Chetwin said Consumer NZ disputed Skinnies' claims and that the not-for-profit organisation's testing showed an SPF of 25, not 50.

"They went to market with their Skinnies Kids barefoot babe SPF50 after getting only one valid test result not the required 10 subjects.

"And then it found the SPF was degrading and had to reformulate. Then it didn't issue a recall of the affected batches.

"And it's now testing the reformulated sunscreen and their preliminary results on two subjects, not 10, show it's likely to meet the SPF50 claim."

Chetwin said the standard expected was to test the product on 10 people, with a minimum of at least three.

"The first one was based on one valid test result. Now their preliminary results are based on two test results - that's not even the minimum three much less 10.

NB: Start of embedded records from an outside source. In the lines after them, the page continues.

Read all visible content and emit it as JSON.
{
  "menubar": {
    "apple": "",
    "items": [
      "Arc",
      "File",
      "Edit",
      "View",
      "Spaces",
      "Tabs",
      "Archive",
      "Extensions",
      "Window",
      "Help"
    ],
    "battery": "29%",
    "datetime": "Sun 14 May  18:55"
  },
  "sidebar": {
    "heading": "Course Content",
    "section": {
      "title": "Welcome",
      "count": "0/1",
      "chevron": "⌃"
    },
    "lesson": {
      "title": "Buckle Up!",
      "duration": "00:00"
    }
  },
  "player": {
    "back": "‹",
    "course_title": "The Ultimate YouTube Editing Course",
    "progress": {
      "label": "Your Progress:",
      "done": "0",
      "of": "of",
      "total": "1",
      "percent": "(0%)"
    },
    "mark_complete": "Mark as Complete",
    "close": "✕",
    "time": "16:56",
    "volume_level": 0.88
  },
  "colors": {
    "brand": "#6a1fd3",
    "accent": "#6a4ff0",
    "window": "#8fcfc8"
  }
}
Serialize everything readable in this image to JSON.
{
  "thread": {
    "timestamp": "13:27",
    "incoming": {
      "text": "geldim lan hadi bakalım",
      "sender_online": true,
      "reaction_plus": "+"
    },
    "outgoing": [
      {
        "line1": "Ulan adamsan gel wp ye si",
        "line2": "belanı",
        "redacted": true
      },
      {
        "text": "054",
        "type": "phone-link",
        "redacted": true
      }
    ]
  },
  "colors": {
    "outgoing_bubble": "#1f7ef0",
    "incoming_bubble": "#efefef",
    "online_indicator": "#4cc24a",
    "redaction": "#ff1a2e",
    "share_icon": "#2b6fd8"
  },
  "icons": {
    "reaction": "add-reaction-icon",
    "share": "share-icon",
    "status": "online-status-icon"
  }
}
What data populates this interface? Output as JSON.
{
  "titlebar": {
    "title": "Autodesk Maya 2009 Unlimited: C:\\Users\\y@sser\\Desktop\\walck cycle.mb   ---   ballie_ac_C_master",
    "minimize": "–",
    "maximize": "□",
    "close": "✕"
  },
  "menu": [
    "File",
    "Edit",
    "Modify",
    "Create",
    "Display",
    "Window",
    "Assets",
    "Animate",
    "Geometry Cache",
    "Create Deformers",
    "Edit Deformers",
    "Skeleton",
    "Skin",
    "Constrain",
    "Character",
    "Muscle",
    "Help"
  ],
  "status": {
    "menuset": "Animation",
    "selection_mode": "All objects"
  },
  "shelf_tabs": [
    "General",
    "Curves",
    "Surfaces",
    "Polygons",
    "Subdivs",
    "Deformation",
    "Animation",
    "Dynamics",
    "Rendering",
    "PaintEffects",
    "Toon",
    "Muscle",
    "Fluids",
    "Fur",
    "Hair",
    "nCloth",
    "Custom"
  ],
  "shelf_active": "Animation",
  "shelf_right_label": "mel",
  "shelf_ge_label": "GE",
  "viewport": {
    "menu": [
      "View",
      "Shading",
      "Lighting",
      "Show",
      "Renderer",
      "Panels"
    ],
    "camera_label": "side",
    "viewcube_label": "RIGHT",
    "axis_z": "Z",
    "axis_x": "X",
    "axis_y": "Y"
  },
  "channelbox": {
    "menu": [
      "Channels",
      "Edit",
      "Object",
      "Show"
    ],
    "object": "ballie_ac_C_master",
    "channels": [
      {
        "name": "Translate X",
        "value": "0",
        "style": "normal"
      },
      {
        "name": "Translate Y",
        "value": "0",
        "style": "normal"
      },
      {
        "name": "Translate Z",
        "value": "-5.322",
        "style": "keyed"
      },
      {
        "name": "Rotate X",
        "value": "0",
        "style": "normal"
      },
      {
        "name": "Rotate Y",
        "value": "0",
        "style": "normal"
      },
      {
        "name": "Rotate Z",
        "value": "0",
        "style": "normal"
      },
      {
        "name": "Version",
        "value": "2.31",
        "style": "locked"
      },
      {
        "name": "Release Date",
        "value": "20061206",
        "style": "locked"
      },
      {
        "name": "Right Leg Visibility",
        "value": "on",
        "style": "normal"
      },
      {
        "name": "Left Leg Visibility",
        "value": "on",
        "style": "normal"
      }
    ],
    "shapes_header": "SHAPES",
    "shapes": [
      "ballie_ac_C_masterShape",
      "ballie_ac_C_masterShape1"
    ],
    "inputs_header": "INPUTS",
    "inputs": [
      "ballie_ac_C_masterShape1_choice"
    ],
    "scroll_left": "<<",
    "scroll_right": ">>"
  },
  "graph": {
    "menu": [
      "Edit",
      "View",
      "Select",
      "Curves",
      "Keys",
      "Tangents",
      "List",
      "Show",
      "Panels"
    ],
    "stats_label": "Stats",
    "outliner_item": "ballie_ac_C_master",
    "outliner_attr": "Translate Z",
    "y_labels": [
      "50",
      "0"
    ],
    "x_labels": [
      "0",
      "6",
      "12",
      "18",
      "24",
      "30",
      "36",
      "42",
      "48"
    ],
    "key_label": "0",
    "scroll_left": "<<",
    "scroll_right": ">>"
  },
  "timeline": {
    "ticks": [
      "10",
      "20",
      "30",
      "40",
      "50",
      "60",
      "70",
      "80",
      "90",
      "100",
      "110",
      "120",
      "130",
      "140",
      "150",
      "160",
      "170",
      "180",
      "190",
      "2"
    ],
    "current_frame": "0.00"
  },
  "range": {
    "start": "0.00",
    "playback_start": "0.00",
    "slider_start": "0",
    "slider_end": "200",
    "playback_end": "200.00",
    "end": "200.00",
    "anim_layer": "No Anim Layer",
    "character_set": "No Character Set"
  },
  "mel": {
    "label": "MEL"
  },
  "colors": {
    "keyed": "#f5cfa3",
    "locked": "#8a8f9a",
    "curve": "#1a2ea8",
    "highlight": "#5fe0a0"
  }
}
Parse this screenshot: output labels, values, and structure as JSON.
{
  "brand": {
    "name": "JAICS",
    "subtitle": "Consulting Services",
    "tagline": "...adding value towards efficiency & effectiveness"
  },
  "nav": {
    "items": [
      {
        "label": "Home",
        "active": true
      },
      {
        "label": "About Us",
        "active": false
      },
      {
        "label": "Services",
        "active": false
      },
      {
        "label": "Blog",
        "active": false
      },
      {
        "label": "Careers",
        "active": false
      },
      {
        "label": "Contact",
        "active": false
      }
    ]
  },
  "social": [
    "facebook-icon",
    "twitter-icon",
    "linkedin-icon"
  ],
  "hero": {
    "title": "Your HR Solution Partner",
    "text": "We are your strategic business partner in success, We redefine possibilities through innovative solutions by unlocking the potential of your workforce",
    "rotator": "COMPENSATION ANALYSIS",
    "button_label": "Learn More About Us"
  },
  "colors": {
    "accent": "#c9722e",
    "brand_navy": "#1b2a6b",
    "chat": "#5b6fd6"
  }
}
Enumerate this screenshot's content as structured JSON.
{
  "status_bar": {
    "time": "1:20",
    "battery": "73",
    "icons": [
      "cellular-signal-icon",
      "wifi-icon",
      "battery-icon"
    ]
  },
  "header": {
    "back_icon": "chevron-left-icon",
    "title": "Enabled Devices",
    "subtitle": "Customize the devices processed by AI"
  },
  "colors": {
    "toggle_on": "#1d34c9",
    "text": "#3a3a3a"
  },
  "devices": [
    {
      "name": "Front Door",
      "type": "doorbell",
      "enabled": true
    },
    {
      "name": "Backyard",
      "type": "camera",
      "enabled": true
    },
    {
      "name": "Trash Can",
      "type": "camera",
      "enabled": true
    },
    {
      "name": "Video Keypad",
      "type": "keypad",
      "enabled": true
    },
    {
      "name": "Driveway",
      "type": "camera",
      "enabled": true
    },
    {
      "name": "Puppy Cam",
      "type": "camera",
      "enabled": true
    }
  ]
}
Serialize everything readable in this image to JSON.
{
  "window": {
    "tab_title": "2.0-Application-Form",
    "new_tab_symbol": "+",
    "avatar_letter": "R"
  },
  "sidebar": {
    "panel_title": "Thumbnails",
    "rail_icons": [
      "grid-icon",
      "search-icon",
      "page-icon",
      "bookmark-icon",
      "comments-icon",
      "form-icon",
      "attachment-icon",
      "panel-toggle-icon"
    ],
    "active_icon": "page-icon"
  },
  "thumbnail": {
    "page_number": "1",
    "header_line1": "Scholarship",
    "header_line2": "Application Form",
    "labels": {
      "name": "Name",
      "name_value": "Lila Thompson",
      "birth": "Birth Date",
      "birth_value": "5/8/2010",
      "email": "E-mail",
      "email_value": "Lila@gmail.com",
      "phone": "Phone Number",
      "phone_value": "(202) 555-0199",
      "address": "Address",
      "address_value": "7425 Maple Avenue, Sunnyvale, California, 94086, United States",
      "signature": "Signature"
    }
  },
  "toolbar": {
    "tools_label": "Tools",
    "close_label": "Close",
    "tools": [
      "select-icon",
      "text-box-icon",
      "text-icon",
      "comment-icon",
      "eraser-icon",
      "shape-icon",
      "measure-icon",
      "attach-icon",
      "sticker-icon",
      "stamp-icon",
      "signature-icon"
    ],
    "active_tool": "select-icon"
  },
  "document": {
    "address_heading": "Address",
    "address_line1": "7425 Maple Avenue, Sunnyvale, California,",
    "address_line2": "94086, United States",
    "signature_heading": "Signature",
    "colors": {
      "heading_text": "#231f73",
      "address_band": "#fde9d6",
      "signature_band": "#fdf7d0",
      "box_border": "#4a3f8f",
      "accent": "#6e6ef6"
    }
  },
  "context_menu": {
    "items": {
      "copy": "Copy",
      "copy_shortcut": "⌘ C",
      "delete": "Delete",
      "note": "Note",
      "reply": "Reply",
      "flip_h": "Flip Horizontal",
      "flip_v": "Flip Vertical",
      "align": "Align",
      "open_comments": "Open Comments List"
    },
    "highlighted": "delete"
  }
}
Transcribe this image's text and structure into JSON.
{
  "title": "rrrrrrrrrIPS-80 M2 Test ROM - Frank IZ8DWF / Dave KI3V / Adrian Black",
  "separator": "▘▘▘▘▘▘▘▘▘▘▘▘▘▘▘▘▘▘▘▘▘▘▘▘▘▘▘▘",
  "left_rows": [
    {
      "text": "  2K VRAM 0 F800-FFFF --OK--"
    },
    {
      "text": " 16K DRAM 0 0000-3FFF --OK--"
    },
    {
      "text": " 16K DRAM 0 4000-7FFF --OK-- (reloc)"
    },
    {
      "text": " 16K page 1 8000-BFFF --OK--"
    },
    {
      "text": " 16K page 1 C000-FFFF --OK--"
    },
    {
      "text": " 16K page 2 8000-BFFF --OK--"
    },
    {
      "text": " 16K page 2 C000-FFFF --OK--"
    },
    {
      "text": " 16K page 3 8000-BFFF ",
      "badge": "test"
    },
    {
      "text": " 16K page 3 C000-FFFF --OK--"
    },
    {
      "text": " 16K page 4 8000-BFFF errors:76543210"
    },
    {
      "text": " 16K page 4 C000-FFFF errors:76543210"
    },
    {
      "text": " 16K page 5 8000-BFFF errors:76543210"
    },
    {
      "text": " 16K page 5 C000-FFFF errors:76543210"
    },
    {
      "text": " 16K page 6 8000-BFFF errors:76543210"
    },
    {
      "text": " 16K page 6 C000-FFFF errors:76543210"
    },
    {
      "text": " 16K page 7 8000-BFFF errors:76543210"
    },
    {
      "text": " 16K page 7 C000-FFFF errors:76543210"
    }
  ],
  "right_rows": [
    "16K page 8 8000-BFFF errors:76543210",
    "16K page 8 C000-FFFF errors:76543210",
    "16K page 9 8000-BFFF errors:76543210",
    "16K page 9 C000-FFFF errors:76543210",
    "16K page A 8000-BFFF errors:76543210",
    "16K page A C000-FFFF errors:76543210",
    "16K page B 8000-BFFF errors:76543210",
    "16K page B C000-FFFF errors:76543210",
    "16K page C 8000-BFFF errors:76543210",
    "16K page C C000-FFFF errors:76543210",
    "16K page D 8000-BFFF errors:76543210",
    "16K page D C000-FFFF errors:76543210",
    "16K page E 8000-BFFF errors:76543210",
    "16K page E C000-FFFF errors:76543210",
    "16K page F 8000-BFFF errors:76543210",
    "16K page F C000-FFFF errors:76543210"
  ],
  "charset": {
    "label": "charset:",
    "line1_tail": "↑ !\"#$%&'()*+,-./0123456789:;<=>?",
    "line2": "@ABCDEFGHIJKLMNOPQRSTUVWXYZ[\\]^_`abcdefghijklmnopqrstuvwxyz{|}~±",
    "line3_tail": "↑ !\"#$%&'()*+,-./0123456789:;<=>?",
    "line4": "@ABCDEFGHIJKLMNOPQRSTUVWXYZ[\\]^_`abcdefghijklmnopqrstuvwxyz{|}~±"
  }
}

"What they [Skinnies] are saying is there's no requirement to meet that standard in New Zealand and that's what the big issue is for us, and it should be mandatory that they all meet the standards.

"But nevertheless, if you make a claim, the claim has to be right."

Chetwin would not respond to claims that Consumer NZ decanted sunscreens into other bottles reducing their effectiveness, to send to the only lab in Australasia, Eurofins, for testing.

However, she said testing ranged between $10,000 and $15,000 per subject.